“How much of this is transient, and how much of it is permanent?” asks Rabinovich. “How much of what happens in adolescence or as a child will continue into adulthood?”
This question haunts Jenissa, whose 9-year-old daughter has had symptoms of COVID about five months ago and who has asked that only her first name be used to preserve her family’s privacy. Because of symptoms, including malaise after exertion, dizziness, nausea, stomach ache, rapid heart rate, headache, and cognitive dysfunction, her daughter can only cope with three hours of school a day and has had to cut out extracurricular activities.
She says Jenisa’s “worst fear” is that her daughter will never get better. She tries not to think beyond the present — in part because her daughter’s condition varies so much from day to day — but says it’s hard not to worry about the coronavirus going on forever. “It’s a very real possibility, and it’s terrifying,” she says. “As a parent, you constantly have to absorb this horror that you have about what is going on. You can’t really process it because you are trying to work and not completely freak out your child.”
There are still sick long distance operators more than two years after they contracted the infection, and it is critical to find the cure for them. But Yonets says many children get better within a year — sometimes even without formal treatment. “It’s rare for them to have any improvement over time,” she says.
Aiden often uses a power chair to conserve energy.
Julie Renee Jones for TIME
Aiden Farneau can attest to that. Disabled primarily by his pain for about a year, his symptoms have improved since entering Rainbow Babies Clinic after COVID and trying a combination of physical therapy, acupuncture, massage, sleep, nerve pain medications and supplements. Although his mobility is still limited and he suffers from brain fog, fatigue and seizures, he has returned to school on a modified schedule and can be active for a few hours at a time and see friends.

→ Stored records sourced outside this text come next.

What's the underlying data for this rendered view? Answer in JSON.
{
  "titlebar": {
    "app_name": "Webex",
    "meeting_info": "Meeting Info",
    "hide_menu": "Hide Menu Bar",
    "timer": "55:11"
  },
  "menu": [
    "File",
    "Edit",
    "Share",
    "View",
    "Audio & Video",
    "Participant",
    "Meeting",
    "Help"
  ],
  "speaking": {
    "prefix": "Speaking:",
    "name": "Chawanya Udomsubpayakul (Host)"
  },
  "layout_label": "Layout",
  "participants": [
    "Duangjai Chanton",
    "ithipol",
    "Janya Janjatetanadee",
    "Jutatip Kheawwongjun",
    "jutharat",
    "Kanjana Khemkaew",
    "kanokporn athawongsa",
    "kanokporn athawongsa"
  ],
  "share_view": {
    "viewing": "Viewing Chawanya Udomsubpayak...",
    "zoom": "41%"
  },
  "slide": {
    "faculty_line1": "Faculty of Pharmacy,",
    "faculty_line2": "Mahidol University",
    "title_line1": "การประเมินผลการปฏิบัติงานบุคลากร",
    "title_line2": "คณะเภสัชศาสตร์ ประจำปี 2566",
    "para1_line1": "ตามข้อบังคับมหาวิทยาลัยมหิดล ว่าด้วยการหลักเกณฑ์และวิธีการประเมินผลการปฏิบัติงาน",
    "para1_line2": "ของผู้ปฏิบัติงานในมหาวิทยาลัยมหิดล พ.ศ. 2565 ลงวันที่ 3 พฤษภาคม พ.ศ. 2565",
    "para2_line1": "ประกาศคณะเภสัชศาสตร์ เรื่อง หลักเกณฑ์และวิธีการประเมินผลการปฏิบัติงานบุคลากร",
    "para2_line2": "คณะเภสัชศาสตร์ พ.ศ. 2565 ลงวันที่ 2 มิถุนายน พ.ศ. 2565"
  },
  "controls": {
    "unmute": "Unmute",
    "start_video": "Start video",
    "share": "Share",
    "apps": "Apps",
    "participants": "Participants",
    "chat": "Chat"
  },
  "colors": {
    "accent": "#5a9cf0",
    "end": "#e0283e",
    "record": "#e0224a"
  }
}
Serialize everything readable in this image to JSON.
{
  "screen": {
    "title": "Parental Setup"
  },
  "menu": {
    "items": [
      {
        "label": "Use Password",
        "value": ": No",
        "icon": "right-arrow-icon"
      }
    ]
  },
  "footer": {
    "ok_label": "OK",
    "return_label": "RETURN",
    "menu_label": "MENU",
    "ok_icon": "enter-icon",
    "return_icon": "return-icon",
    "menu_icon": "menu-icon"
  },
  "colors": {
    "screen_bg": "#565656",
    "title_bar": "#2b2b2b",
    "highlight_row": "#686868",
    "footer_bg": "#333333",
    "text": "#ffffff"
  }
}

“Just keep pushing, and look on the bright side,” Aydin says. “Don’t look at the negative side. There is always hope.”
More must-read stories from TIME
Discussion about this post